People who have high electricity costs due to their use of essential medical equipment such as dialysis machines or other life-support equipment, will be eligible for an annual cash paymentof $140 a year.

Public housing tenants will get the full benefit of assistance.

$13 billion pump for clean energy

The federal government will pump $13 billion into expanding Australia's clean and renewable energy sector as part of its carbon pricing policy.

The government says three measures announced as part of its policy on Sunday will create incentives for businesses to invest in low and zero emissions technologies.

The measures include a new Clean Energy Finance Corporation that will invest $10 billion in businesses seeking funds to get innovative clean energy proposals up and running.

It will also invest in the transformation of existing manufacturers to help them meet new demand in the clean energy sector for goods like wind turbine blades and solar panels.

Big polluters to get 9.2 billion assistance

The federal government will provide $9.2 billion in assistance to support jobs and industries affected by the introduction of a carbon price.

For manufacturing industries like aluminium smelting, steel making, flat glass making, zinc smelting, and most pulp and paper manufacturers, they will receive 94.5 per cent of industry average carbon costs.

Lower polluters, such as plastics and chemical manufacturing, tissue paper manufacturing and ethanol production will be eligible for permits to cover 66 per cent of carbon costs.

Liquefied natural gas projects will receive 50 per cent assistance.

Impact on inflation

Consumer price inflation is assumed to be 2.5 per cent, the mid-point of the Reserve Bank's two to three per cent target band.

"The price of most goods will increase by less than one half of one per cent as a result of a carbon price," the government said in a statement.

"That is less than half a cent in every dollar."

The Reserve Bank has already indicated that it would look through the impact of a carbon price on inflation when considering interest rates, as it did in the first year of w the GST
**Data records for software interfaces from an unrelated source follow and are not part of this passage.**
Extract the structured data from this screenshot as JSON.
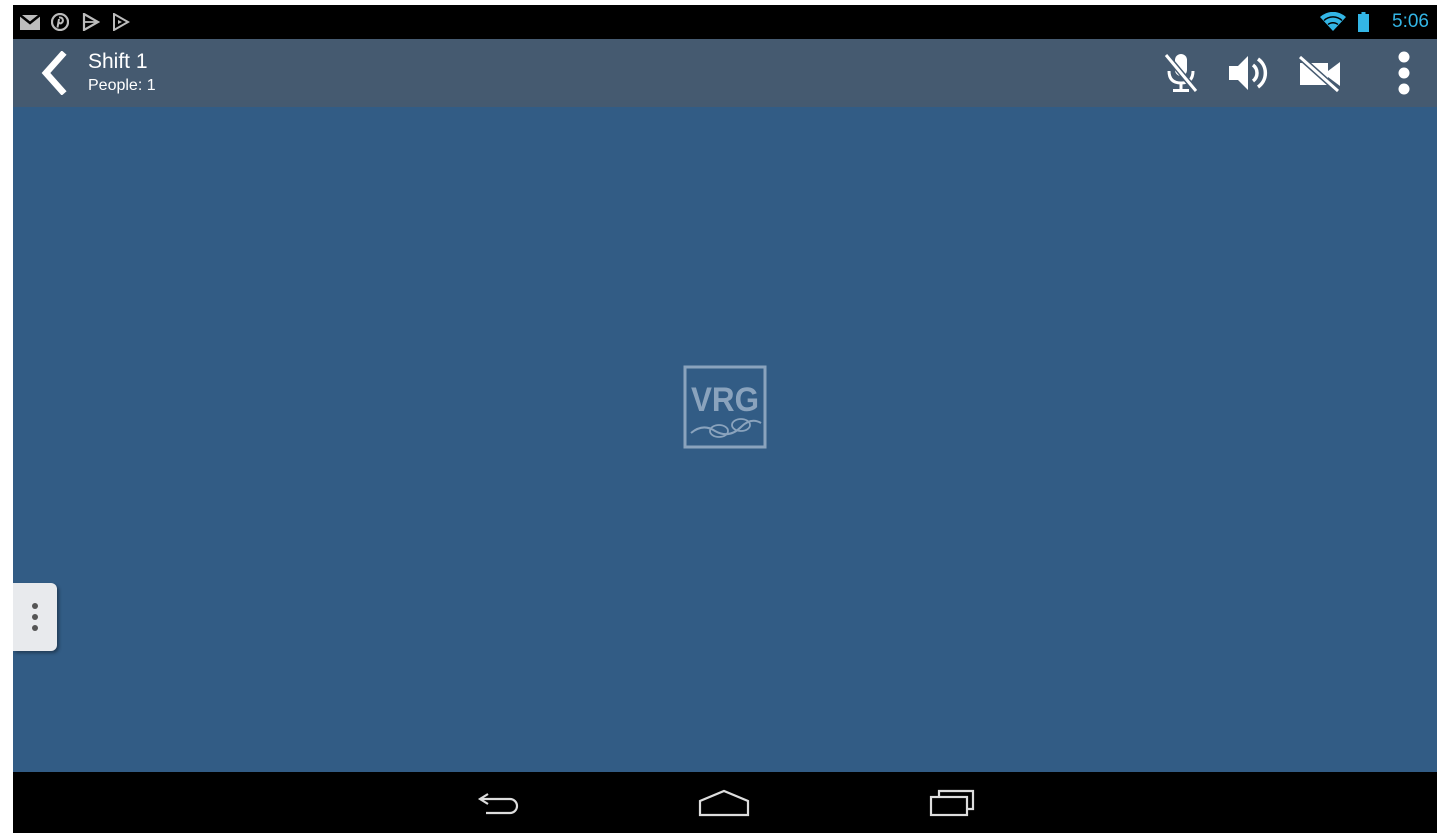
{
  "status_bar": {
    "time": "5:06",
    "notification_icons": [
      "gmail-icon",
      "pinterest-icon",
      "play-store-icon",
      "play-music-icon"
    ],
    "system_icons": [
      "wifi-icon",
      "battery-icon"
    ],
    "accent_color": "#33b5e5"
  },
  "action_bar": {
    "title": "Shift 1",
    "subtitle": "People: 1",
    "background": "#455a70",
    "actions": [
      "mic-off-icon",
      "speaker-icon",
      "video-off-icon",
      "overflow-menu-icon"
    ]
  },
  "main": {
    "background": "#325c85",
    "logo_text": "VRG"
  },
  "nav_bar": {
    "buttons": [
      "back-nav-icon",
      "home-nav-icon",
      "recents-nav-icon"
    ]
  }
}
Treasury modelling shows incomes continue to increase substantially under a carbon tax, rising by 16 per cent by 2020, to be around $9000 higher in today's dollars.